Another PhD from the department!

Hanna Tiainen has publicly defended her dissertation and been awarded the PhD-title.


Synthetic bone scaffolds can be used in assisting the repair and regeneration of bone tissue in critical size bone defects. Such bone scaffolds need to meet several chemical, physical, and pore architectural requirements in order to facilitate optimal conditions for unobstructed bone tissue regeneration. Reticulated ceramic TiO2 foams can potentially fulfil many of these requirements, and thus, it was hypothesised that with appropriate processing history, TiO2 foams may provide a suitable three-dimensional template for the formation of viable bone tissue in a load-bearing physiological environment. Therefore, the main objective of the research work was to produce ceramic TiO2 scaffolds with appropriate physical, structural, and surface chemical properties for providing a favourable microenvironment for promoting osteogenesis in applications where moderate mechanical support is required, such as maxillofacial and dental applications.

The produced TiO2 foams were found to exhibit pore architectural features that closely resemble the structural morphology of highly porous human trabecular bone tissue, and which are well-matched with those required from a bone scaffold, namely high porosity, appropriate pore size distribution, and well-interconnected pore volume. When combined with the excellent biocompatibility of the ceramic TiO2, the highly interconnected pore structure also provided a favourable microenvironment for bone formation, which was manifested by the ingrowth of large quantity of viable mineralised bone tissue within the porous TiO2 scaffold structures in vivo. As one of the most important prerequisite for a bone scaffold structure is the sufficient permeability of the pore network, the excellent osteoconductive capacity of the TiO2 scaffolds was attributed to the highly interconnected pore network that allows maximal volume for vascularisation and tissue ingrowth, while still facilitating sufficient structural support at the bone defect site.

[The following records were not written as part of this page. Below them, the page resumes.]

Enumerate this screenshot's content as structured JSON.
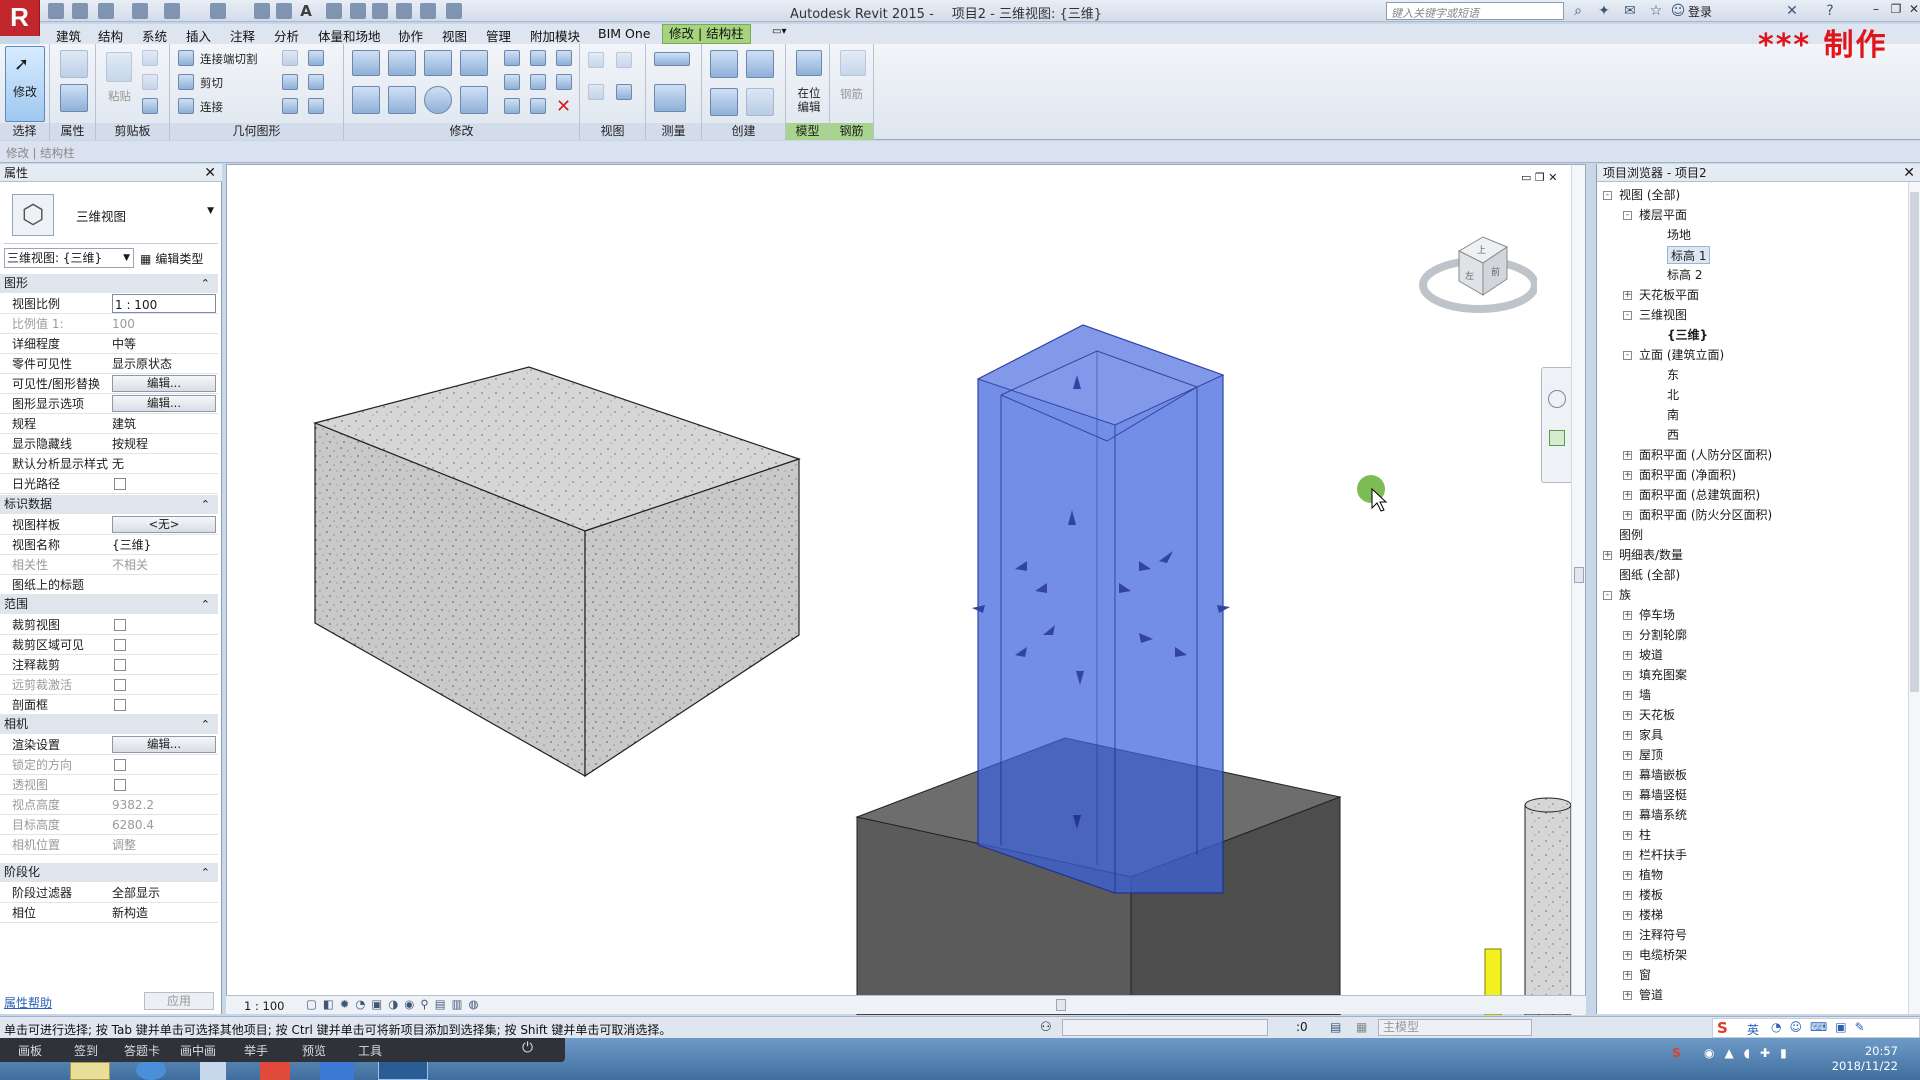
{
  "window": {
    "app_title": "Autodesk Revit 2015 -",
    "doc_title": "项目2 - 三维视图: {三维}",
    "search_placeholder": "键入关键字或短语",
    "login": "登录",
    "watermark": "*** 制作"
  },
  "menu": [
    "建筑",
    "结构",
    "系统",
    "插入",
    "注释",
    "分析",
    "体量和场地",
    "协作",
    "视图",
    "管理",
    "附加模块",
    "BIM One",
    "修改 | 结构柱"
  ],
  "ribbon": {
    "modify_label": "修改",
    "paste_label": "粘贴",
    "join_cut": "连接端切割",
    "cut": "剪切",
    "join": "连接",
    "inplace_label": "在位\n编辑",
    "rebar_label": "钢筋",
    "panels": [
      "选择",
      "属性",
      "剪贴板",
      "几何图形",
      "修改",
      "视图",
      "测量",
      "创建",
      "模型",
      "钢筋"
    ]
  },
  "optbar": "修改 | 结构柱",
  "properties": {
    "title": "属性",
    "type_name": "三维视图",
    "selector": "三维视图: {三维}",
    "edit_type": "编辑类型",
    "sections": {
      "graphics": "图形",
      "identity": "标识数据",
      "extents": "范围",
      "camera": "相机",
      "phasing": "阶段化"
    },
    "graphics_rows": [
      {
        "k": "视图比例",
        "v": "1 : 100"
      },
      {
        "k": "比例值 1:",
        "v": "100"
      },
      {
        "k": "详细程度",
        "v": "中等"
      },
      {
        "k": "零件可见性",
        "v": "显示原状态"
      },
      {
        "k": "可见性/图形替换",
        "v": "编辑..."
      },
      {
        "k": "图形显示选项",
        "v": "编辑..."
      },
      {
        "k": "规程",
        "v": "建筑"
      },
      {
        "k": "显示隐藏线",
        "v": "按规程"
      },
      {
        "k": "默认分析显示样式",
        "v": "无"
      },
      {
        "k": "日光路径",
        "v": ""
      }
    ],
    "identity_rows": [
      {
        "k": "视图样板",
        "v": "<无>"
      },
      {
        "k": "视图名称",
        "v": "{三维}"
      },
      {
        "k": "相关性",
        "v": "不相关"
      },
      {
        "k": "图纸上的标题",
        "v": ""
      }
    ],
    "extents_rows": [
      {
        "k": "裁剪视图",
        "v": ""
      },
      {
        "k": "裁剪区域可见",
        "v": ""
      },
      {
        "k": "注释裁剪",
        "v": ""
      },
      {
        "k": "远剪裁激活",
        "v": ""
      },
      {
        "k": "剖面框",
        "v": ""
      }
    ],
    "camera_rows": [
      {
        "k": "渲染设置",
        "v": "编辑..."
      },
      {
        "k": "锁定的方向",
        "v": ""
      },
      {
        "k": "透视图",
        "v": ""
      },
      {
        "k": "视点高度",
        "v": "9382.2"
      },
      {
        "k": "目标高度",
        "v": "6280.4"
      },
      {
        "k": "相机位置",
        "v": "调整"
      }
    ],
    "phasing_rows": [
      {
        "k": "阶段过滤器",
        "v": "全部显示"
      },
      {
        "k": "相位",
        "v": "新构造"
      }
    ],
    "help": "属性帮助",
    "apply": "应用"
  },
  "viewbar": {
    "scale": "1 : 100"
  },
  "viewcube": {
    "front": "前",
    "left": "左",
    "top": "上"
  },
  "browser": {
    "title": "项目浏览器 - 项目2",
    "items": [
      {
        "t": "视图 (全部)",
        "lvl": 0,
        "tog": "-"
      },
      {
        "t": "楼层平面",
        "lvl": 1,
        "tog": "-"
      },
      {
        "t": "场地",
        "lvl": 2,
        "tog": ""
      },
      {
        "t": "标高 1",
        "lvl": 2,
        "tog": "",
        "sel": true
      },
      {
        "t": "标高 2",
        "lvl": 2,
        "tog": ""
      },
      {
        "t": "天花板平面",
        "lvl": 1,
        "tog": "+"
      },
      {
        "t": "三维视图",
        "lvl": 1,
        "tog": "-"
      },
      {
        "t": "{三维}",
        "lvl": 2,
        "tog": "",
        "bold": true
      },
      {
        "t": "立面 (建筑立面)",
        "lvl": 1,
        "tog": "-"
      },
      {
        "t": "东",
        "lvl": 2,
        "tog": ""
      },
      {
        "t": "北",
        "lvl": 2,
        "tog": ""
      },
      {
        "t": "南",
        "lvl": 2,
        "tog": ""
      },
      {
        "t": "西",
        "lvl": 2,
        "tog": ""
      },
      {
        "t": "面积平面 (人防分区面积)",
        "lvl": 1,
        "tog": "+"
      },
      {
        "t": "面积平面 (净面积)",
        "lvl": 1,
        "tog": "+"
      },
      {
        "t": "面积平面 (总建筑面积)",
        "lvl": 1,
        "tog": "+"
      },
      {
        "t": "面积平面 (防火分区面积)",
        "lvl": 1,
        "tog": "+"
      },
      {
        "t": "图例",
        "lvl": 0,
        "tog": ""
      },
      {
        "t": "明细表/数量",
        "lvl": 0,
        "tog": "+"
      },
      {
        "t": "图纸 (全部)",
        "lvl": 0,
        "tog": ""
      },
      {
        "t": "族",
        "lvl": 0,
        "tog": "-"
      },
      {
        "t": "停车场",
        "lvl": 1,
        "tog": "+"
      },
      {
        "t": "分割轮廓",
        "lvl": 1,
        "tog": "+"
      },
      {
        "t": "坡道",
        "lvl": 1,
        "tog": "+"
      },
      {
        "t": "填充图案",
        "lvl": 1,
        "tog": "+"
      },
      {
        "t": "墙",
        "lvl": 1,
        "tog": "+"
      },
      {
        "t": "天花板",
        "lvl": 1,
        "tog": "+"
      },
      {
        "t": "家具",
        "lvl": 1,
        "tog": "+"
      },
      {
        "t": "屋顶",
        "lvl": 1,
        "tog": "+"
      },
      {
        "t": "幕墙嵌板",
        "lvl": 1,
        "tog": "+"
      },
      {
        "t": "幕墙竖梃",
        "lvl": 1,
        "tog": "+"
      },
      {
        "t": "幕墙系统",
        "lvl": 1,
        "tog": "+"
      },
      {
        "t": "柱",
        "lvl": 1,
        "tog": "+"
      },
      {
        "t": "栏杆扶手",
        "lvl": 1,
        "tog": "+"
      },
      {
        "t": "植物",
        "lvl": 1,
        "tog": "+"
      },
      {
        "t": "楼板",
        "lvl": 1,
        "tog": "+"
      },
      {
        "t": "楼梯",
        "lvl": 1,
        "tog": "+"
      },
      {
        "t": "注释符号",
        "lvl": 1,
        "tog": "+"
      },
      {
        "t": "电缆桥架",
        "lvl": 1,
        "tog": "+"
      },
      {
        "t": "窗",
        "lvl": 1,
        "tog": "+"
      },
      {
        "t": "管道",
        "lvl": 1,
        "tog": "+"
      }
    ]
  },
  "status": {
    "text": "单击可进行选择; 按 Tab 键并单击可选择其他项目; 按 Ctrl 键并单击可将新项目添加到选择集; 按 Shift 键并单击可取消选择。",
    "counter": ":0",
    "model": "主模型"
  },
  "dock": [
    "画板",
    "签到",
    "答题卡",
    "画中画",
    "举手",
    "预览",
    "工具"
  ],
  "clock": {
    "time": "20:57",
    "date": "2018/11/22"
  },
  "ime": "英",
  "colors": {
    "accent_green": "#a6d47e",
    "column_blue": "#4e6fd6",
    "brand_red": "#c1272d"
  }
}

The Evaluation committee:

  • Professor, PhD Jonathan Knowles, UCL Eastman Dental Institute, University College London, London
  • Professor, PhD Kärlis-Agris Gross, Institute of Biomaterials and Biomechanics, Riga University, Riga
  • Associate professor dr.odont. Bente Brokstad Herlofson, Univeristy of Oslo, Oslo

The dissertation consists of the following papers:

  1. Tiainen H, Lyngstadaas SP, Ellingsen JE, Haugen HJ. Ultra-porous titaniumoxide scaffold with high compressive strength. Journal of Materials Science: Materials in Medicine, 2010, 21, 2783-2792.
  2. Tiainen H, Wiedmer D, Haugen HJ. Processing of highly porous TiO2 bonescaffolds with improved compressive strength. Journal of the European Ceramic Society, 2013, 33, 15-24.
  3. Tiainen H, Eder G, Nilsen O, Haugen HJ. Effect of ZrO2 addition on themechanical properties of porous TiO2 bone scaffolds. Materials Science and Engineering: C, 2012, 32, 1386-1393.
  4. Tiainen H, Monjo M, Knychala J, Nilsen O, Lyngstadaas SP, Ellingsen JE, Haugen HJ. The effect of fluoride surface modification of ceramic TiO2 on the surface properties and biological response of osteoblastic cells in vitro. Biomedical Materials, 2011, 6, 045006
  5. Sabetrasekh R, Tiainen H, Lyngstadaas SP, Reseland J, Haugen H. A novel ultra-porous titanium dioxide ceramic with excellent biocompatibility. Journal of Biomaterials Applications, 2011, 25, 559-580.
  6. Tiainen H, Wohlfahrt JC, Verket A, Lyngstadaas SP, Haugen HJ. Bone formation in TiO2 bone scaffolds in extraction sockets of minipigs. Acta Biomaterialia, 2012, 8, 2384-2391.
  7. Tiainen H, Verket A, Haugen HJ, Lyngstadaas SP, Wohlfahrt JC. Dimensional ridge preservation with novel ultra-porous TiO2 scaffold: an experimental study in minipigs. International Journal of Biomaterials, 2012, Article ID 851264.


Published July 2, 2013 11:23 AM - Last modified July 2, 2013 11:23 AM